An architecture is the set of significant decisions about the organization of a software system, the selection of structural elements and their interfaces by which the system is composed, together with their behavior as specified in the collaborations among those elements, the composition of these elements into progressively larger subsystems, and the architectural style that guides this organization -- these elements and their interfaces, their collaborations, and their composition. [Kruchten]4
The software architecture of a program or computing system is the structure or structures of the system, which comprise software elements, the externally visible properties of those elements, and the relationships among them. [Bass et al.]5
[Architecture is] the organizational structure and associated behavior of a system. An architecture can be recursively decomposed into parts that interact through interfaces, relationships that connect parts, and constraints for assembling parts. Parts that interact through interfaces include classes, components and subsystems. [UML 1.5]6
The software architecture of a system or a collection of systems consists of all the important design decisions about the software structures and the interactions between those structures that comprise the systems. The design decisions support a desired set of qualities that the system should support to be successful. The design decisions provide a conceptual basis for system development, support, and maintenance. [McGovern]7

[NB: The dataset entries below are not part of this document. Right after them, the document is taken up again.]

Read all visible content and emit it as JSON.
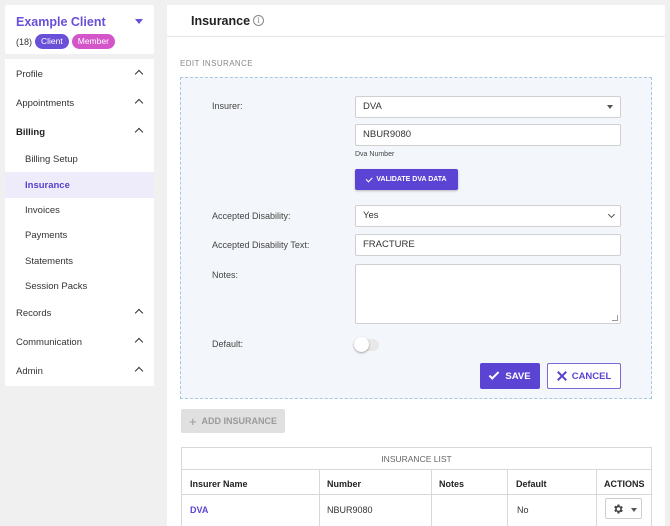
{
  "client": {
    "name": "Example Client",
    "count": "(18)",
    "badges": [
      "Client",
      "Member"
    ],
    "badge_colors": [
      "#6a4fd8",
      "#d455c9"
    ]
  },
  "sidebar": {
    "items": [
      {
        "label": "Profile"
      },
      {
        "label": "Appointments"
      },
      {
        "label": "Billing"
      },
      {
        "label": "Billing Setup"
      },
      {
        "label": "Insurance"
      },
      {
        "label": "Invoices"
      },
      {
        "label": "Payments"
      },
      {
        "label": "Statements"
      },
      {
        "label": "Session Packs"
      },
      {
        "label": "Records"
      },
      {
        "label": "Communication"
      },
      {
        "label": "Admin"
      }
    ],
    "active": "Insurance"
  },
  "page": {
    "title": "Insurance",
    "info_icon": "info-icon"
  },
  "form": {
    "section_title": "EDIT INSURANCE",
    "insurer_label": "Insurer:",
    "insurer_value": "DVA",
    "dva_number_value": "NBUR9080",
    "dva_number_helper": "Dva Number",
    "validate_button": "VALIDATE DVA DATA",
    "accepted_disability_label": "Accepted Disability:",
    "accepted_disability_value": "Yes",
    "accepted_disability_text_label": "Accepted Disability Text:",
    "accepted_disability_text_value": "FRACTURE",
    "notes_label": "Notes:",
    "notes_value": "",
    "default_label": "Default:",
    "default_on": false,
    "save_button": "SAVE",
    "cancel_button": "CANCEL"
  },
  "add_button": "ADD INSURANCE",
  "insurance_list": {
    "title": "INSURANCE LIST",
    "headers": [
      "Insurer Name",
      "Number",
      "Notes",
      "Default",
      "ACTIONS"
    ],
    "rows": [
      {
        "insurer": "DVA",
        "number": "NBUR9080",
        "notes": "",
        "default": "No"
      }
    ]
  },
  "colors": {
    "accent": "#5b44d4",
    "form_background": "#f3f6fa"
  }
}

Although the definitions are somewhat different, we can see a large degree of commonality. For example, most definitions indicate that an architecture is concerned with both structure and behavior, is concerned with significant decisions only, may conform to an architectural style, is influenced by its stakeholders and its environment, and embodies decisions based on rationale. All of these themes, and others, are discussed below.